### TASK OBJECTIVE
Among the entries below, please show each line that carries the word "numberOfLines".

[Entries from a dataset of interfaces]
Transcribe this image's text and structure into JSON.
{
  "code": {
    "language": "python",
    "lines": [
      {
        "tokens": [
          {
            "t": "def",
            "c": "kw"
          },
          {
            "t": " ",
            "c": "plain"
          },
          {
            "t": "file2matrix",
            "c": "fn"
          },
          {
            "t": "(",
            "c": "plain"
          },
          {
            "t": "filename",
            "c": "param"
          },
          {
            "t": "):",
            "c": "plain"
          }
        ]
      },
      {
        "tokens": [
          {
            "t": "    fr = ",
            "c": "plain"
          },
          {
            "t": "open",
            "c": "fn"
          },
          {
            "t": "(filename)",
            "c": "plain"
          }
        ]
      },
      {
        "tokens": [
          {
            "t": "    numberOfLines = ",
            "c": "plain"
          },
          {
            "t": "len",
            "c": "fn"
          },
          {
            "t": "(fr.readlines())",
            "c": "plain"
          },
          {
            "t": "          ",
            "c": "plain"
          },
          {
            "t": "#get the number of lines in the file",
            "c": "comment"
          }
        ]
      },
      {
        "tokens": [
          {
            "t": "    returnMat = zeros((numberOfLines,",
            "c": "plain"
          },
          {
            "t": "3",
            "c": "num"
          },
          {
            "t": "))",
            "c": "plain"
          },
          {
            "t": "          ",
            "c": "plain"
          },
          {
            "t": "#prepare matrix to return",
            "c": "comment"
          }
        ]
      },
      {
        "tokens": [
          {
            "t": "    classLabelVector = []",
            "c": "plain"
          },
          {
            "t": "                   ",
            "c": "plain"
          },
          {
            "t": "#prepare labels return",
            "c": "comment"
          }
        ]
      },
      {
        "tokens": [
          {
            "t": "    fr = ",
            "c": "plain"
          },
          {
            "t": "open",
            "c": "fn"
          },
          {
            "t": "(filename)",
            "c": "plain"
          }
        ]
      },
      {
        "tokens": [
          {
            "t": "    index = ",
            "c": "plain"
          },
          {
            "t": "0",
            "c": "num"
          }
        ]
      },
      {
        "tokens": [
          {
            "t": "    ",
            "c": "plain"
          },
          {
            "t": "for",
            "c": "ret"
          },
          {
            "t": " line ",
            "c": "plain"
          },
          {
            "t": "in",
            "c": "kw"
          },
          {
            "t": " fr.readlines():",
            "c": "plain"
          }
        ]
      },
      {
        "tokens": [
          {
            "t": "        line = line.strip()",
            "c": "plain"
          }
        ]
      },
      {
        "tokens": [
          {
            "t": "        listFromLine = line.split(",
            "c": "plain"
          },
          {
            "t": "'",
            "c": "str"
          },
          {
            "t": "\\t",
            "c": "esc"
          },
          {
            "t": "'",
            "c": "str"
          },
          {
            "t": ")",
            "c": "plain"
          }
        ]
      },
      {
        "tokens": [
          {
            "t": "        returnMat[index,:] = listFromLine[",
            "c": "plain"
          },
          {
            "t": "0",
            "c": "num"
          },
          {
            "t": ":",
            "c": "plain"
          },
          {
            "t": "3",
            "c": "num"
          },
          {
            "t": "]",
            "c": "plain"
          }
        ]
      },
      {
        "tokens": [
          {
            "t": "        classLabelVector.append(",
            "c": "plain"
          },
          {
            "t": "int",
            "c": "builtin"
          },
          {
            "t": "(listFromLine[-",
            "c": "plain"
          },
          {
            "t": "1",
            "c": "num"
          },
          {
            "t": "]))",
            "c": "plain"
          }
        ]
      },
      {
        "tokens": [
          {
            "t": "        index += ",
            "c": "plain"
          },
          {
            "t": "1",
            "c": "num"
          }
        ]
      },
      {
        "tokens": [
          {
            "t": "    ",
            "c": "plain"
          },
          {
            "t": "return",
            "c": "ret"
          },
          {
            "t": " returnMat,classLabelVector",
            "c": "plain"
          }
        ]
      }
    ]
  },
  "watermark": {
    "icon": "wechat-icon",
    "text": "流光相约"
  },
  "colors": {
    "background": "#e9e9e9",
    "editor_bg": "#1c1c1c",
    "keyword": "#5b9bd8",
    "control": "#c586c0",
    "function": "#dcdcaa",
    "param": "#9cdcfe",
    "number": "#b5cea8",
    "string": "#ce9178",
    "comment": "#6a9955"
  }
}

### TASK RESULT
            "t": "    numberOfLines = ",
            "t": "    returnMat = zeros((numberOfLines,",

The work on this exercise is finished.